The Turtle Island Quartet’s beginnings with Doucet were back in 1988, when Doucet invited the group to the annual American Francophone Festival in his hometown of Lafayette, La.
“We’ve been friends with Doucet for a very long time,” Summer said. “One of our very first concerts we played in Lafayette with him . . . we had a talk, and we’ve been friends ever since.”
Summer is often called upon to treat his cello as a bass, but said of the entire quartet, “We’re all creating percussive elements, imitating the sound of drums, electric guitar and piano. . . . we’re playing all the parts . . . we’re imitating the sound of a jazz combo, creating the whole sound of a jazz band, or, in this case, the whole sound of a Cajun band, with Michael Doucet, a master Cajun fiddler.”
Summer conceded that the combination of artists will rehearse madly together upon arriving in Ogden, but said that, prior to this, they really only have had two opportunities to rehearse together, once in California and once in New York.
“But the arrangements are really good, and the quartet’s been working on them ourselves, and we’ve made recordings of what the quartet’s been doing so Michael knows what we’re doing. But yeah, there’s been a lot of back and forth working it out. For the audience, when you bring these different ensembles together, there’s a certain energy, and sparks can fly, and you’ll hear everyone get a chance at solos.”

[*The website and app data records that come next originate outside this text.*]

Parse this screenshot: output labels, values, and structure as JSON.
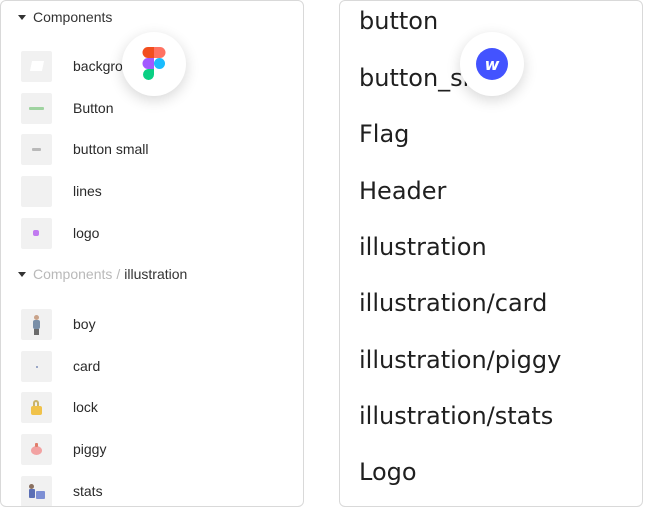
{
  "figma_panel": {
    "section1": {
      "title": "Components"
    },
    "section1_items": [
      {
        "label": "backgro",
        "icon": "background-thumbnail"
      },
      {
        "label": "Button",
        "icon": "button-thumbnail"
      },
      {
        "label": "button small",
        "icon": "button-small-thumbnail"
      },
      {
        "label": "lines",
        "icon": "lines-thumbnail"
      },
      {
        "label": "logo",
        "icon": "logo-thumbnail"
      }
    ],
    "section2": {
      "parent": "Components",
      "separator": "/",
      "child": "illustration"
    },
    "section2_items": [
      {
        "label": "boy",
        "icon": "boy-thumbnail"
      },
      {
        "label": "card",
        "icon": "card-thumbnail"
      },
      {
        "label": "lock",
        "icon": "lock-thumbnail"
      },
      {
        "label": "piggy",
        "icon": "piggy-thumbnail"
      },
      {
        "label": "stats",
        "icon": "stats-thumbnail"
      }
    ]
  },
  "webflow_panel": {
    "items": [
      "button",
      "button_sm",
      "Flag",
      "Header",
      "illustration",
      "illustration/card",
      "illustration/piggy",
      "illustration/stats",
      "Logo"
    ]
  },
  "badges": {
    "figma": {
      "icon": "figma-logo-icon"
    },
    "webflow": {
      "icon": "webflow-logo-icon",
      "letter": "w",
      "color": "#4353ff"
    }
  }
}
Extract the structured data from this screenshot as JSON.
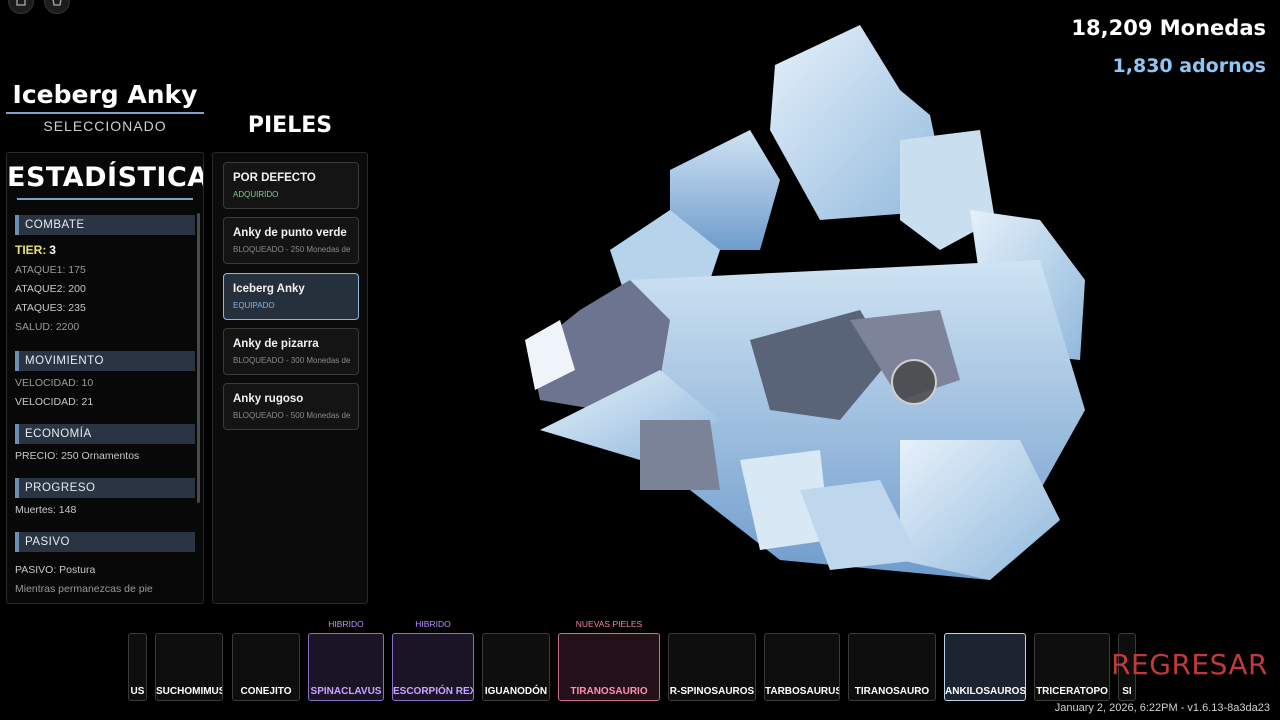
{
  "currency": {
    "coins": "18,209 Monedas",
    "ornaments": "1,830 adornos"
  },
  "selected": {
    "name": "Iceberg Anky",
    "status": "SELECCIONADO"
  },
  "stats": {
    "heading": "ESTADÍSTICAS",
    "combat": {
      "header": "COMBATE",
      "tier_label": "TIER:",
      "tier_value": "3",
      "lines": [
        "ATAQUE1: 175",
        "ATAQUE2: 200",
        "ATAQUE3: 235",
        "SALUD: 2200"
      ]
    },
    "movement": {
      "header": "MOVIMIENTO",
      "lines": [
        "VELOCIDAD: 10",
        "VELOCIDAD: 21"
      ]
    },
    "economy": {
      "header": "ECONOMÍA",
      "lines": [
        "PRECIO: 250 Ornamentos"
      ]
    },
    "progress": {
      "header": "PROGRESO",
      "lines": [
        "Muertes: 148"
      ]
    },
    "passive": {
      "header": "PASIVO",
      "lines": [
        "PASIVO: Postura",
        "Mientras permanezcas de pie"
      ]
    }
  },
  "skins": {
    "title": "PIELES",
    "items": [
      {
        "name": "POR DEFECTO",
        "status": "ADQUIRIDO"
      },
      {
        "name": "Anky de punto verde",
        "status": "BLOQUEADO - 250 Monedas de"
      },
      {
        "name": "Iceberg Anky",
        "status": "EQUIPADO"
      },
      {
        "name": "Anky de pizarra",
        "status": "BLOQUEADO - 300 Monedas de"
      },
      {
        "name": "Anky rugoso",
        "status": "BLOQUEADO - 500 Monedas de"
      }
    ]
  },
  "roster": {
    "items": [
      {
        "label": "US",
        "tag": ""
      },
      {
        "label": "SUCHOMIMUS",
        "tag": ""
      },
      {
        "label": "CONEJITO",
        "tag": ""
      },
      {
        "label": "SPINACLAVUS",
        "tag": "HIBRIDO"
      },
      {
        "label": "ESCORPIÓN REX",
        "tag": "HIBRIDO"
      },
      {
        "label": "IGUANODÓN",
        "tag": ""
      },
      {
        "label": "TIRANOSAURIO",
        "tag": "NUEVAS PIELES"
      },
      {
        "label": "R-SPINOSAUROS",
        "tag": ""
      },
      {
        "label": "TARBOSAURUS",
        "tag": ""
      },
      {
        "label": "TIRANOSAURO",
        "tag": ""
      },
      {
        "label": "ANKILOSAUROS",
        "tag": ""
      },
      {
        "label": "TRICERATOPO",
        "tag": ""
      },
      {
        "label": "SI",
        "tag": ""
      }
    ]
  },
  "back_label": "REGRESAR",
  "version": "January 2, 2026, 6:22PM - v1.6.13-8a3da23",
  "colors": {
    "accent": "#7fa3c8",
    "back": "#c13a3a",
    "ornaments": "#8ec6f5",
    "hybrid": "#b993ff",
    "new_skins": "#ff7fae"
  }
}
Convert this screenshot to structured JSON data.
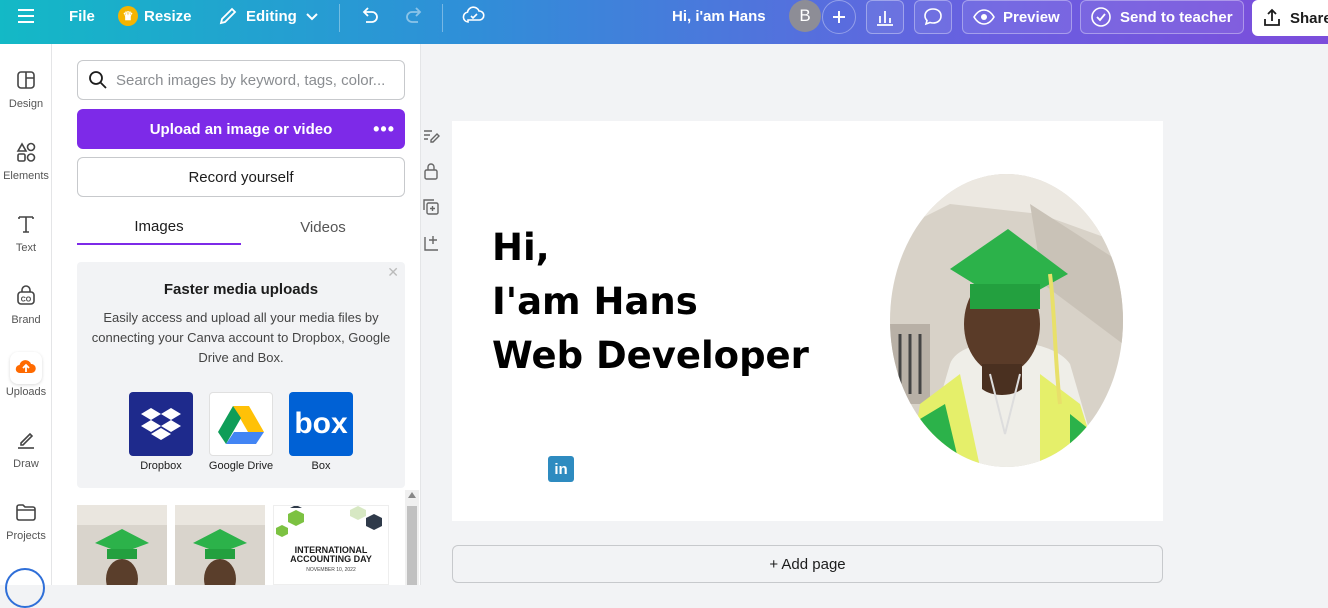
{
  "topbar": {
    "file": "File",
    "resize": "Resize",
    "editing": "Editing",
    "doc_title": "Hi, i'am Hans",
    "avatar_initial": "B",
    "preview": "Preview",
    "send_to_teacher": "Send to teacher",
    "share": "Share"
  },
  "rail": [
    {
      "label": "Design",
      "icon": "design-icon"
    },
    {
      "label": "Elements",
      "icon": "elements-icon"
    },
    {
      "label": "Text",
      "icon": "text-icon"
    },
    {
      "label": "Brand",
      "icon": "brand-icon"
    },
    {
      "label": "Uploads",
      "icon": "uploads-icon"
    },
    {
      "label": "Draw",
      "icon": "draw-icon"
    },
    {
      "label": "Projects",
      "icon": "projects-icon"
    }
  ],
  "panel": {
    "search_placeholder": "Search images by keyword, tags, color...",
    "upload_label": "Upload an image or video",
    "record_label": "Record yourself",
    "tabs": [
      "Images",
      "Videos"
    ],
    "promo_title": "Faster media uploads",
    "promo_text": "Easily access and upload all your media files by connecting your Canva account to Dropbox, Google Drive and Box.",
    "services": [
      "Dropbox",
      "Google Drive",
      "Box"
    ],
    "thumb_text_1": "INTERNATIONAL ACCOUNTING DAY",
    "thumb_text_2": "NOVEMBER 10, 2022"
  },
  "canvas": {
    "line1": "Hi,",
    "line2": "I'am Hans",
    "line3": "Web Developer",
    "linkedin": "in",
    "add_page": "+ Add page"
  },
  "colors": {
    "accent": "#7d2ae8",
    "topbar_start": "#13b9c6",
    "topbar_end": "#7c4ddb",
    "dropbox": "#1e2a8c",
    "box": "#0061d5",
    "linkedin": "#2e8bc0"
  }
}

“Louisiana Story: Turtle Island Quartet with Michael Doucet” will come to the Browning Center’s Austad Auditorium tonight at 7:30. Tickets can be obtained through the Dee Events Center, the Browning Center or www.weberstatetickets.com.